- Data shown

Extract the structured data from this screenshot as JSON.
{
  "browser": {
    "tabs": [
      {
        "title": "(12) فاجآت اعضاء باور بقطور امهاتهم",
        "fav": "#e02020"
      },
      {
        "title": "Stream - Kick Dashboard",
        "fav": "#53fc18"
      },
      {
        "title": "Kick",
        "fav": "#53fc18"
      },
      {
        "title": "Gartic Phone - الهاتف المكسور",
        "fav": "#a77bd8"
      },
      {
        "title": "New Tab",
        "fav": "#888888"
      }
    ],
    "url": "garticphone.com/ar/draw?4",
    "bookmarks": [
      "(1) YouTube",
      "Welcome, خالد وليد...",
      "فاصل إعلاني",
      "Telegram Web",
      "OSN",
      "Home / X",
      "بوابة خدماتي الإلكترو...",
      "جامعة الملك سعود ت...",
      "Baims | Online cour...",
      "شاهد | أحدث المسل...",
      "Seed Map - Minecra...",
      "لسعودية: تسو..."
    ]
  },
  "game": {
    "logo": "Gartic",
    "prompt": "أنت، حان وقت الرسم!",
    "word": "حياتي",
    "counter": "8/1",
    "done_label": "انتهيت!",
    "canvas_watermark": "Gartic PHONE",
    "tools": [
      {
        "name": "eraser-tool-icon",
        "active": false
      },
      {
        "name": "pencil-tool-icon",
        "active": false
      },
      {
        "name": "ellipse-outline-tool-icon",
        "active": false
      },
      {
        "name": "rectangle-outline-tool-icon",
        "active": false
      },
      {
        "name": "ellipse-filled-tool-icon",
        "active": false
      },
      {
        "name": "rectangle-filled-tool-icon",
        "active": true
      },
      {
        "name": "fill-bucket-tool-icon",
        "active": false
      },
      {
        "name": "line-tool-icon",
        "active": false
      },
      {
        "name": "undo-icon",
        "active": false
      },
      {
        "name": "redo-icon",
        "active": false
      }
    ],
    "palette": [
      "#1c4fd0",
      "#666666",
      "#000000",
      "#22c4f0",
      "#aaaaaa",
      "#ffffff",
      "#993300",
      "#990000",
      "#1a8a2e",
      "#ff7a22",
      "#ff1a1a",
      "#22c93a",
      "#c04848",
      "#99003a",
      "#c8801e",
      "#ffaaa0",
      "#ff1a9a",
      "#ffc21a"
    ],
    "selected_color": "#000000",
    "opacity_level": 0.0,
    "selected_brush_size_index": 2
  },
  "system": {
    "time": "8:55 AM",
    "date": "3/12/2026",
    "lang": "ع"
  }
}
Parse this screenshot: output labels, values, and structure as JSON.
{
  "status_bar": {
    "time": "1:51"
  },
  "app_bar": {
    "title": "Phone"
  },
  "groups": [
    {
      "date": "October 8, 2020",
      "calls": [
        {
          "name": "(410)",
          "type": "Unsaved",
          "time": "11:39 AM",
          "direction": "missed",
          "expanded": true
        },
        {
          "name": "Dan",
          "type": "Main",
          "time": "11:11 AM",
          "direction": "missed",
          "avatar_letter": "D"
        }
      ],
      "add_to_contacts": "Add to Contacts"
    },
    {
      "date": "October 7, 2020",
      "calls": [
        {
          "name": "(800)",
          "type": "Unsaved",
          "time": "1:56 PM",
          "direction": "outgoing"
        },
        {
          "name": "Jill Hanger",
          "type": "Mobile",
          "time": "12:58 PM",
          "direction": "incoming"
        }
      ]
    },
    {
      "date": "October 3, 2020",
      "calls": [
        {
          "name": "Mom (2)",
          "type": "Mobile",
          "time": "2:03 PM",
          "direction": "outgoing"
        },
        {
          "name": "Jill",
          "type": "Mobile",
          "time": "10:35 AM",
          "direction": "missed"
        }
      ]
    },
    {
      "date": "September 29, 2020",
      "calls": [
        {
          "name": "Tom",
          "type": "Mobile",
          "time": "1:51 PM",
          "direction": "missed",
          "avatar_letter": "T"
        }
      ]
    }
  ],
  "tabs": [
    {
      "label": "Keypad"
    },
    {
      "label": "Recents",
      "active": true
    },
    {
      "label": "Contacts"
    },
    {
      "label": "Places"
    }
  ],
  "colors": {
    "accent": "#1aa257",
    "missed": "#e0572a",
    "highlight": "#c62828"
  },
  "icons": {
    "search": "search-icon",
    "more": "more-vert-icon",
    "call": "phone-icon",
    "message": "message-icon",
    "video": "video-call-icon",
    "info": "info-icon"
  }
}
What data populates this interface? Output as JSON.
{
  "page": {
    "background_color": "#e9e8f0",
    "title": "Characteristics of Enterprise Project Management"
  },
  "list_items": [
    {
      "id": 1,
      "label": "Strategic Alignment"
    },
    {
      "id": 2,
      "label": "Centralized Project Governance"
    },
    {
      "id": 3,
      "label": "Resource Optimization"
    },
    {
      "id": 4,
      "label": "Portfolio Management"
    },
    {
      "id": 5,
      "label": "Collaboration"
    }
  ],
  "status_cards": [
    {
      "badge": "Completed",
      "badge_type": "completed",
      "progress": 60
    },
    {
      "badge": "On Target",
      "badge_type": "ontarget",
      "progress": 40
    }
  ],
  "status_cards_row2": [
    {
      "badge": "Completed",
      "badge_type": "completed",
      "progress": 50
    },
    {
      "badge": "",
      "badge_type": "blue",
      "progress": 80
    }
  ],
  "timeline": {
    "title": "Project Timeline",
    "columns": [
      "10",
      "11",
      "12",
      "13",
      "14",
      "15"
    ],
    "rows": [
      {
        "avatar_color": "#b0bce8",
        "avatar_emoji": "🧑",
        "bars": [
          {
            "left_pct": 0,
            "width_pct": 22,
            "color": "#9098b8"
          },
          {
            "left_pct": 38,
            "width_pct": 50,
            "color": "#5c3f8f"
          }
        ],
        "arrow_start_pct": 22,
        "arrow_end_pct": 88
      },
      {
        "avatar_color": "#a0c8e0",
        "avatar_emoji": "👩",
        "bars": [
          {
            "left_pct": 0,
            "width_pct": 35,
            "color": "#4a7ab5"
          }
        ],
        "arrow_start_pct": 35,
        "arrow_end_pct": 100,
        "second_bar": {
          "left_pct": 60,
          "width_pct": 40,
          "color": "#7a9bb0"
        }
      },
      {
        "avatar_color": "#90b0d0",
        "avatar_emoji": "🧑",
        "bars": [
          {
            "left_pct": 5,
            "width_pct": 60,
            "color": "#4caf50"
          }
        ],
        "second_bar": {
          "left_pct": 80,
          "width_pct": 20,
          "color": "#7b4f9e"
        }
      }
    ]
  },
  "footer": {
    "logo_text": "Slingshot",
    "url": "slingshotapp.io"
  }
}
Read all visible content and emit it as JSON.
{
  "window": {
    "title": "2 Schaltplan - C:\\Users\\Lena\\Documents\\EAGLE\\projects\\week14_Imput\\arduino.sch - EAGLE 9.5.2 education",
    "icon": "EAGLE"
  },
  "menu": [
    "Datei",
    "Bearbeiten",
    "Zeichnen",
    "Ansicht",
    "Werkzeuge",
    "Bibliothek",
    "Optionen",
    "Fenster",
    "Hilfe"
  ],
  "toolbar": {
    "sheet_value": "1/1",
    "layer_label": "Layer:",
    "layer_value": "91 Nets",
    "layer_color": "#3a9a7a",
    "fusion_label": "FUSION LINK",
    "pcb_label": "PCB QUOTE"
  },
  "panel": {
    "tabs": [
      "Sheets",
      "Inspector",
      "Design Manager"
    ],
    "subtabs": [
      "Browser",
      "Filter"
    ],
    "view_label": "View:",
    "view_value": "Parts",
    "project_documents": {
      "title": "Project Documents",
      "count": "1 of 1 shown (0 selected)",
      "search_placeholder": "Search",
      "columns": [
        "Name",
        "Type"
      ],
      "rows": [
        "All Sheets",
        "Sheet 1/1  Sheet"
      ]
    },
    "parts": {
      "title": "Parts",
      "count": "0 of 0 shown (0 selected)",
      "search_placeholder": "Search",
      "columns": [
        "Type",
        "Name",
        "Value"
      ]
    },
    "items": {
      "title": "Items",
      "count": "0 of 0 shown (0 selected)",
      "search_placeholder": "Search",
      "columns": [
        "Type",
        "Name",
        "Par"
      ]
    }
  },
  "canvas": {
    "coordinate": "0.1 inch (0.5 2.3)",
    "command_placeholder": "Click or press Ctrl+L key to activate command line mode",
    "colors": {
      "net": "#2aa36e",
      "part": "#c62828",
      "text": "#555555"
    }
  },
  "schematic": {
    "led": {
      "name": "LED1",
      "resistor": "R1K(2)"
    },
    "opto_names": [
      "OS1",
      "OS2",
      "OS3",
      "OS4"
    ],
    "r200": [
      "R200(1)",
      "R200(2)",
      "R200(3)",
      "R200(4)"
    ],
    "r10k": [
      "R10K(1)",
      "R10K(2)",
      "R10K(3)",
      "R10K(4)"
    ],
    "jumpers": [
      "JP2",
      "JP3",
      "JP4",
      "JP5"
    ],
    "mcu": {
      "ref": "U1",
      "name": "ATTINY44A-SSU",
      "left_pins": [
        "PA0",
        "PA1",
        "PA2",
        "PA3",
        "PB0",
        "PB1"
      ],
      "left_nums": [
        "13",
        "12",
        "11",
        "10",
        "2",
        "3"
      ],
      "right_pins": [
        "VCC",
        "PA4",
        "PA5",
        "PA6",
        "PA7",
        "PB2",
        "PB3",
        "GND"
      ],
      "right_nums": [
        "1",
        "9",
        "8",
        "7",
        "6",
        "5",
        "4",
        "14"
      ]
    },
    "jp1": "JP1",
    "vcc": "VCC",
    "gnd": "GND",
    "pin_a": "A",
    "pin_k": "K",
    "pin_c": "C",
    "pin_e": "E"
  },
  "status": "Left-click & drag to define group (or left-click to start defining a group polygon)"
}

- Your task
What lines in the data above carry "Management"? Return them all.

- Result of the exercise
    "title": "Characteristics of Enterprise Project Management"
      "label": "Portfolio Management"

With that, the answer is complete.